In yesterday’s post we talked about how different disciplinarians would approach the global issue of pandemics.
A scientist might…
A mathematician could…
A historian would…
How does language arts fit into this picture? We don’t normally think about how a language artist would approach a problem. That doesn’t mean that there isn’t a disciplined way of thinking in language arts. Think about this example:
The author is arguing that he, too, enjoys the opera.
Okay that’s a little extreme, but the point is, even though language arts is a discipline where we often say there is no right or wrong answer (except on multiple choice test), that doesn’t mean there’s not a better or worse reasoned answer.
That better or worse reasoning is the thinking of language arts.
This type of thinking isn’t just valuable to an English professor (or her students). Language arts at its core is about sharing your understanding of the world and seeking to understanding the worldview of others (whether those others live across the street, halfway around the world, or in a different time). It is the primary work of some disciplinarians (journalist) and a way of thinking essential to all humans and to saving the world.
If we can’t understand the ideas and perspectives of others and share our own, how can we work together to save the world?
As educators, it’s our responsibility to help students develop this disciplined way of thinking in language arts. The good news is there are some great tools out there to help. I know everyone might not agree, but the Common Core Standards for English Language Arts do a pretty darn good job of capturing some of the essential disciplinary thinking moves for language arts. For example:
CCSS.ELA-Literacy.CCRA.R.1 Read closely to determine what the text says explicitly and to make logical inferences from it; cite specific textual evidence when writing or speaking to support conclusions drawn from the text.

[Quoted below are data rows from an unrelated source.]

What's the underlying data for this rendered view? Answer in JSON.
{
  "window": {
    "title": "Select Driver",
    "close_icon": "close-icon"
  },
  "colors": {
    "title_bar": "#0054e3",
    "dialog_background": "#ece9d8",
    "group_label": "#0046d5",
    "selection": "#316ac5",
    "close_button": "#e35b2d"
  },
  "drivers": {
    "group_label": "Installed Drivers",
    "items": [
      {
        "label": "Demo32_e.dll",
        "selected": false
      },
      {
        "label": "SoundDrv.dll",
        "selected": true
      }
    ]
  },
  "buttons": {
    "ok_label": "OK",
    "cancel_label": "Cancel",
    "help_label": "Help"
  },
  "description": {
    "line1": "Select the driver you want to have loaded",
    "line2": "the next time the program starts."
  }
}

This anchor standard is essential to truly understanding another human’s thinking. It implies is that you can’t just lay your own meaning over another person’s words – you have to build an interpretation using evidence from the text. It’s this type of thinking that not only prevents the opera-loving interpretation of Hughes above, but also allows us to go beyond our narrow perspective on the world and stretch our brains through understanding the thinking of others.
The arts, music, visual, and language, all have this in common. They allow us to move beyond what we see and push us to explore different perspectives and ideas. To do this, though we need to practice the disciplinary moves that help us draw meaning from great minds like Hughes, Shakespeare, Picasso, and Handel, understand the world views of others, and express ourselves.
So with that in mind, how do you think the thinking of language arts would help us solve the problem of pandemics? Post your ideas!
Also stay tuned for the thinking of the History (tomorrow) and Science & Math (later this week).
Categories: Stage 4: Disciplinary Thinking